When Thierry Cruanes and I co-founded Snowflake in the summer of 2012, we decided Snowflake Cloud Data Platform would be built on top of the infrastructure provided by the public clouds. From day one, our ambition was to build a cloud data platform with virtually unlimited elasticity, scale, and performance, and which was easy to use and had a pay-as-you-go model.

The building block of our cloud data platform is a Snowflake region. There is a one-to-one relationship between a Snowflake public region and a cloud public region. The architecture of a Snowflake region is designed to take advantage of the underlying infrastructure provided by our cloud data platform. It is highly available, scalable, and self-managed. At a high-level, it is composed of three fully decoupled tiers, scaling independent of one another.

At the center of a Snowflake region is the storage tier, which leverages the blob storage of the hosting cloud region – very cheap, has virtually unlimited capacity, and is highly available and durable. It supports multi-petabyte sized tables with native support for semi-structured data, such a JSON. Our storage layer enables sub-second response without explicitly partitioning the data. We also fully support ACID transactions with very fast insert/update/delete/merge operations. And finally, our storage is highly secure. All data at rest is encrypted by Snowflake.

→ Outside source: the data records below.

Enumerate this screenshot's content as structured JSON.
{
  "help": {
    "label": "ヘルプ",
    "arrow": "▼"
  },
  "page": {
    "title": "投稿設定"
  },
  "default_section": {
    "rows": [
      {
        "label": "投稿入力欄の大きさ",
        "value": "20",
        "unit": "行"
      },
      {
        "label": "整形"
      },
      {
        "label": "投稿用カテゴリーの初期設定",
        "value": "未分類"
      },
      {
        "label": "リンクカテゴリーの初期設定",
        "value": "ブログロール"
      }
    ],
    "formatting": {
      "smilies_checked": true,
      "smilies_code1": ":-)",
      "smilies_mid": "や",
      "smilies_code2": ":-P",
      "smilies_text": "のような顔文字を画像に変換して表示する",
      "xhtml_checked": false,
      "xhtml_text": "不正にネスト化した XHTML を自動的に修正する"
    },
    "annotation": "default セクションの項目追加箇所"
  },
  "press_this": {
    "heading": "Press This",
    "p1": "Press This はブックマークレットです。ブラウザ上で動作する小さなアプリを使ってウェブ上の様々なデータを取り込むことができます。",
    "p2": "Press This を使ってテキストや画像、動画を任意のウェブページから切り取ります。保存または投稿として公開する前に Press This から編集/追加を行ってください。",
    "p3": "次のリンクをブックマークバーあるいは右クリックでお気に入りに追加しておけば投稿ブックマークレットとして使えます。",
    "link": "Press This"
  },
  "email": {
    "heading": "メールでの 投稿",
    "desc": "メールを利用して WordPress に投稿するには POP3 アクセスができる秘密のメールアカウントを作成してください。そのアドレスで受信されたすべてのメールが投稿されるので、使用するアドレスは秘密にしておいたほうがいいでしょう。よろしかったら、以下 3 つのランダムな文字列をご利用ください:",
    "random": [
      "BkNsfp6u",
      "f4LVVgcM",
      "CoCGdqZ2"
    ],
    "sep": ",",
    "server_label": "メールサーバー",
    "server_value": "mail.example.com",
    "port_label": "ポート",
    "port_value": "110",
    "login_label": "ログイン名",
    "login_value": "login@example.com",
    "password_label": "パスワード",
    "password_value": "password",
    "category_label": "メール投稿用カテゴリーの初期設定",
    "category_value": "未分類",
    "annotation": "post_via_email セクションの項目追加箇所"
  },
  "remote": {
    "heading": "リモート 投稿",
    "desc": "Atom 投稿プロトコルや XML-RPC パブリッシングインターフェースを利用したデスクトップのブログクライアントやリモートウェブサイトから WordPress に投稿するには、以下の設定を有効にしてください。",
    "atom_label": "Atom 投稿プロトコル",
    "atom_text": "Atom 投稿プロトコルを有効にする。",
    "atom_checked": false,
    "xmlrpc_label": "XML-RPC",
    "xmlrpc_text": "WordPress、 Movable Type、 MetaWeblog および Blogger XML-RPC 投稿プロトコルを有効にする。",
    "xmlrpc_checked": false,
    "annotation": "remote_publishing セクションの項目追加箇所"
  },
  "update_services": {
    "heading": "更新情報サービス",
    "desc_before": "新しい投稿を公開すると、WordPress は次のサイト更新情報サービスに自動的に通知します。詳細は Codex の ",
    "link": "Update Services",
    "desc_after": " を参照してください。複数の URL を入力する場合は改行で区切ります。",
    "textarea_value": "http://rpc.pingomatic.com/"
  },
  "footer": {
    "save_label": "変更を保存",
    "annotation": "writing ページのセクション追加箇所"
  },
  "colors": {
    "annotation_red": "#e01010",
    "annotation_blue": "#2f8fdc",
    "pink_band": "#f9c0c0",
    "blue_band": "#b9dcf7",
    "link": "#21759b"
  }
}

The second tier of our architecture is the multi-cluster compute layer, which is fully decoupled from the storage layer. This layer runs any number of workloads, which have their own dedicated compute clusters, and even if these workloads read or write the same underlying data. This is a very cost-effective model because compute resources are independently sized based on the need of each workload and Snowflake charges by the second. This layer also provides unlimited scalability and elasticity, since there is virtually no limit on the number of active, concurrent clusters.

The last tier of the architecture runs the cloud services for a Snowflake region. It’s really the control plane of a Snowflake region and the interface to all external clients. For each customer account, the cloud services tier manages client sessions, metadata, transactions, query planning, security/governance, and many other services. This tier is also highly scalable, without any scale limitation. Today, large Snowflake regions support thousands of customer accounts and handle hundreds of millions of queries per day.

Initially, Snowflake was only available on AWS. We later ported it to Azure cloud in 2018 and then to Google Cloud Platform (GCP) in 2020. Soon, Snowflake Cloud Data Platform will be available in more cloud regions than any single cloud infrastructure provider offers.

We ported our software by building a cloud-agnostic layer, abstracting the specificity of the underlying cloud infrastructure. This means any application running on Snowflake Cloud Data Platform is also cloud agnostic. This aspect is very important since avoiding any cloud lock-in is one of the key benefits of using Snowflake

However, our vision for Snowflake was much larger than just running our software independently in different cloud regions. We envisioned the ability for Snowflake regions to interact with each other to deliver global capabilities. Without these global features, our customers’ data would be siloed similar to how it is siloed in the infrastructure cloud, effectively confining applications to a single cloud region.

So, we also built what we call the global data mesh to link all of these regions with each other, no matter their origin. The global data mesh is used by our platform to efficiently and securely move very large quantities of data. This now enables us to build global features, which are by nature cross-region and cross-cloud. 

The first of these global features is global account management, which makes it easy to create and manage Snowflake accounts in individual regions as one. A new type of admin role has been created for this – the org admin. For example, the org admin can simply go to the snowflake.com website and create their first account in the Snowflake AWS US West region. From this first account, the org admin can create new accounts in any other region of Snowflake Cloud Data Platform, using the “create account” DDL statement.

Another global feature of Snowflake is database replication. You can replicate a database between any account belonging to the same organization, even if these accounts reside in different clouds. Database replication has several use cases. The first is global data sharing, which enables sharing data between two Snowflake regions and replicating the data to the new region. The other use case is migrating an account to a different Snowflake region. The last use case is for business continuity. In that case, Snowflake supports full failover of both data and client connections.

In addition, we’ve recently introduced a new and exciting global solution, Snowflake Data Marketplace, formerly named as the public data exchange. Our data marketplace is available to all of our customers and is the place where data providers create listings to advertise their data sets to data consumers. Snowflake provider and consumer accounts can be located in different regions or clouds. Hence, the marketplace was made to be global. All interactions between consumers and providers are performed through Snowflake Cloud Data Platform, again, using the global data mesh.

These features illustrate how Snowflake Cloud Data Platform is effectively one single platform for the world, built on top of the infrastructure cloud where each node is a Snowflake region connected to all others via our global data mesh.

This makes Snowflake one cohesive system transcending both cloud and geographic boundaries, and enabling us, and our customers, to build amazing global and cloud-agnostic features. And of course, as you can imagine, we are only at the beginning of our global journey.

Click here to hear more about the rise of the Data Cloud from Snowflake CEO Frank Slootman. Click here to learn about the latest innovations to Snowflake Cloud Data Platform from Snowflake’s Senior Vice President of Product, Christian Kleinerman.